**Data provided**
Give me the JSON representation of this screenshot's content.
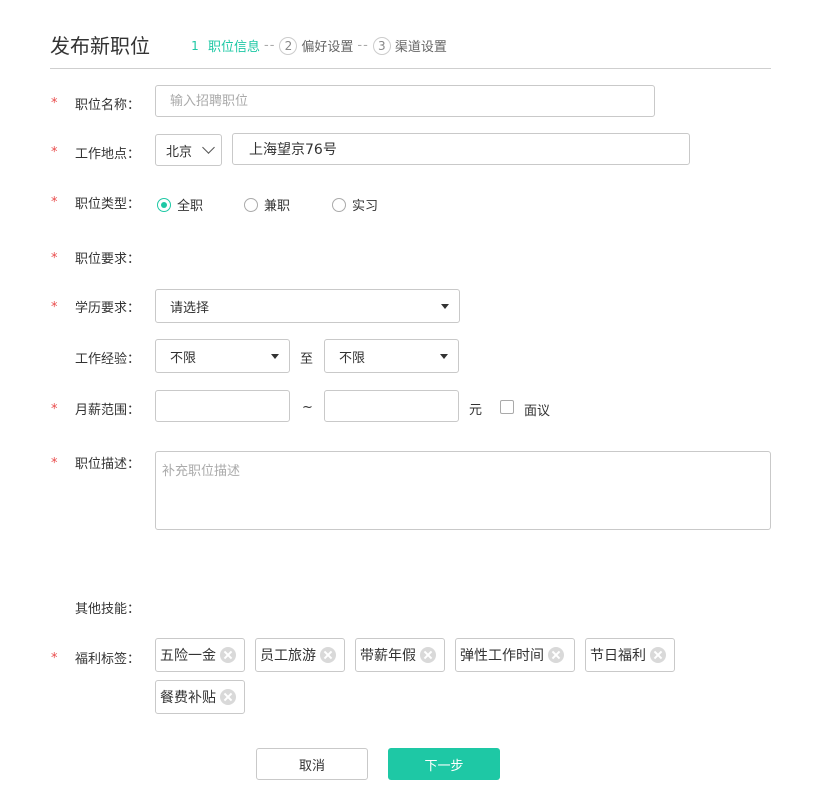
{
  "page": {
    "title": "发布新职位"
  },
  "steps": [
    {
      "num": "1",
      "label": "职位信息",
      "active": true
    },
    {
      "num": "2",
      "label": "偏好设置",
      "active": false
    },
    {
      "num": "3",
      "label": "渠道设置",
      "active": false
    }
  ],
  "step_separator": "--",
  "required_mark": "*",
  "form": {
    "job_name": {
      "label": "职位名称：",
      "placeholder": "输入招聘职位",
      "value": ""
    },
    "location": {
      "label": "工作地点：",
      "city": "北京",
      "address": "上海望京76号"
    },
    "job_type": {
      "label": "职位类型：",
      "options": [
        "全职",
        "兼职",
        "实习"
      ],
      "selected": "全职"
    },
    "requirements": {
      "label": "职位要求："
    },
    "education": {
      "label": "学历要求：",
      "value": "请选择"
    },
    "experience": {
      "label": "工作经验：",
      "from": "不限",
      "to_label": "至",
      "to": "不限"
    },
    "salary": {
      "label": "月薪范围：",
      "min": "",
      "max": "",
      "range_sep": "~",
      "unit": "元",
      "negotiable_label": "面议",
      "negotiable": false
    },
    "description": {
      "label": "职位描述：",
      "placeholder": "补充职位描述"
    },
    "skills": {
      "label": "其他技能："
    },
    "benefits": {
      "label": "福利标签：",
      "tags": [
        "五险一金",
        "员工旅游",
        "带薪年假",
        "弹性工作时间",
        "节日福利",
        "餐费补贴"
      ]
    }
  },
  "buttons": {
    "cancel": "取消",
    "next": "下一步"
  },
  "colors": {
    "accent": "#1ec8a5",
    "required": "#e94a4a",
    "border": "#c9c9c9"
  }
}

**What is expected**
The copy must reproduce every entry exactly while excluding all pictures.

**Output for this exercise**
Give me the JSON representation of this screenshot's content.
{
  "page": {
    "title": "发布新职位"
  },
  "steps": [
    {
      "num": "1",
      "label": "职位信息",
      "active": true
    },
    {
      "num": "2",
      "label": "偏好设置",
      "active": false
    },
    {
      "num": "3",
      "label": "渠道设置",
      "active": false
    }
  ],
  "step_separator": "--",
  "required_mark": "*",
  "form": {
    "job_name": {
      "label": "职位名称：",
      "placeholder": "输入招聘职位",
      "value": ""
    },
    "location": {
      "label": "工作地点：",
      "city": "北京",
      "address": "上海望京76号"
    },
    "job_type": {
      "label": "职位类型：",
      "options": [
        "全职",
        "兼职",
        "实习"
      ],
      "selected": "全职"
    },
    "requirements": {
      "label": "职位要求："
    },
    "education": {
      "label": "学历要求：",
      "value": "请选择"
    },
    "experience": {
      "label": "工作经验：",
      "from": "不限",
      "to_label": "至",
      "to": "不限"
    },
    "salary": {
      "label": "月薪范围：",
      "min": "",
      "max": "",
      "range_sep": "~",
      "unit": "元",
      "negotiable_label": "面议",
      "negotiable": false
    },
    "description": {
      "label": "职位描述：",
      "placeholder": "补充职位描述"
    },
    "skills": {
      "label": "其他技能："
    },
    "benefits": {
      "label": "福利标签：",
      "tags": [
        "五险一金",
        "员工旅游",
        "带薪年假",
        "弹性工作时间",
        "节日福利",
        "餐费补贴"
      ]
    }
  },
  "buttons": {
    "cancel": "取消",
    "next": "下一步"
  },
  "colors": {
    "accent": "#1ec8a5",
    "required": "#e94a4a",
    "border": "#c9c9c9"
  }
}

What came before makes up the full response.